Here is some general information for non-U.S. citizens on what to do if you interact with police or immigration agents. This is not, nor should it be intended as, legal advice.
In general, if you are casually approached by law enforcement in Tennessee you do not need to interact with the officer or answer any question, even if the officer identifies himself as a police officer. You do not need to even identify yourself, state what you are doing or where you are going. The only way you can be lawfully detained is if the officer has reasonable suspicion that you committed a criminal act.
If you are detained, stay calm, be polite, and do not interfere. Ask if you are free to leave, and if the officer says yes, walk away.
You always have the right to remain silent, and you do not have to discuss your immigration or citizenship status with police, immigration agents, or any other government official. You do not have to answer questions about where you were born, whether you are a U.S. citizen, or how you entered the country (separate rules apply at borders, and for certain nonimmigrant visas, when encountering immigration agents).
If an immigration agent requests your immigration papers, you must show them if you have them with you. If you do not have immigration papers, say you want to remain silent. Do not lie or provide fake documents.
You have the right to refuse consent to a search. Government officials may only gain entry to your home with your consent or with a warrant (barring exigent circumstances). A search warrant allows police to enter the address and search the areas listed on the warrant for the items listed on the warrant. An arrest warrant allows police to enter the address if they believe the person listed on the warrant is inside.
An ICE warrant of removal/deportation does not allow officers to enter a home without consent. Officers can attempt to persuade individuals to allow them entry, threaten them with prosecution, or even lie, but they cannot enter without permission.
If you are taken into custody by police, don't discuss your immigration status with anyone but your lawyer. While you are detained, an immigration agent may visit you. Don't answer any questions or sign anything without a lawyer present.You have the right to make a phone call. The police cannot listen if you call your lawyer.
If you are placed into ICE custody, do not sign anything.

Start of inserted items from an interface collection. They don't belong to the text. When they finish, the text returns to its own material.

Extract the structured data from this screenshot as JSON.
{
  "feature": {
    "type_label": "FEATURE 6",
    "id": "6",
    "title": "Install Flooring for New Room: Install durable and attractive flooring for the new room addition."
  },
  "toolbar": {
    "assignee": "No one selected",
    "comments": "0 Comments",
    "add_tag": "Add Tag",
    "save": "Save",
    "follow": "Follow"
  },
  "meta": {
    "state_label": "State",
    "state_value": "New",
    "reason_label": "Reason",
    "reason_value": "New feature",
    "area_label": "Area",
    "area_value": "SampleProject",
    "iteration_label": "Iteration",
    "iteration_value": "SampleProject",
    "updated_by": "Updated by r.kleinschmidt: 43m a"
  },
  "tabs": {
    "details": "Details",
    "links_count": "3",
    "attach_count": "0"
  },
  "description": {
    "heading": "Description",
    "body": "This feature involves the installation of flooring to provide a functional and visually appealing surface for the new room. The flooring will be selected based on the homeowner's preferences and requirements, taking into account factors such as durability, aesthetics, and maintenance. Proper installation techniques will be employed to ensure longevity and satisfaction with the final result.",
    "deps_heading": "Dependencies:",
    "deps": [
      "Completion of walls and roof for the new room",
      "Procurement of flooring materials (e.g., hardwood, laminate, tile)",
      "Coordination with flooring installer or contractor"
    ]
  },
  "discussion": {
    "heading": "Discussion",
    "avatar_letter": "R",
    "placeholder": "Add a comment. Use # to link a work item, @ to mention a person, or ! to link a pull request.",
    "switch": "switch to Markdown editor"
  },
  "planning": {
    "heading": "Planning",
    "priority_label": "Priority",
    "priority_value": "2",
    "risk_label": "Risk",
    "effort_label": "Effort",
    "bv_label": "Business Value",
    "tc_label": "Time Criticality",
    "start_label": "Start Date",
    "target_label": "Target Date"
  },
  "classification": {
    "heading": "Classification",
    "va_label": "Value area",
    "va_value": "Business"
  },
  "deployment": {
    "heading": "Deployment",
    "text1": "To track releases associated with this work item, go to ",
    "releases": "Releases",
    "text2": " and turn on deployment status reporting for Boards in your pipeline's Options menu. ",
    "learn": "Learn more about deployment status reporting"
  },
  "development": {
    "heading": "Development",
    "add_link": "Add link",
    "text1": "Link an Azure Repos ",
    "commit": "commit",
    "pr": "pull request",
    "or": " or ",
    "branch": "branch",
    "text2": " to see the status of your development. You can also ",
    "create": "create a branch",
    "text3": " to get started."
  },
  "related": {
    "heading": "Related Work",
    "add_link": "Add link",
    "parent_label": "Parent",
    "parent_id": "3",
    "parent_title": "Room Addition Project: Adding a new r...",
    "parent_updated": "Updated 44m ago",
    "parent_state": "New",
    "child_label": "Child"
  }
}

If you sign, you may be giving up your opportunity to try and stay in the U.S. Read everything completely, and if you do not understand or cannot read the papers, tell the officer you need an interpreter. Memorize your "A Number." It will help family members locate you.
For further information on how to interact with police officers at your home, click on the following story: What to do if the police show up at your home.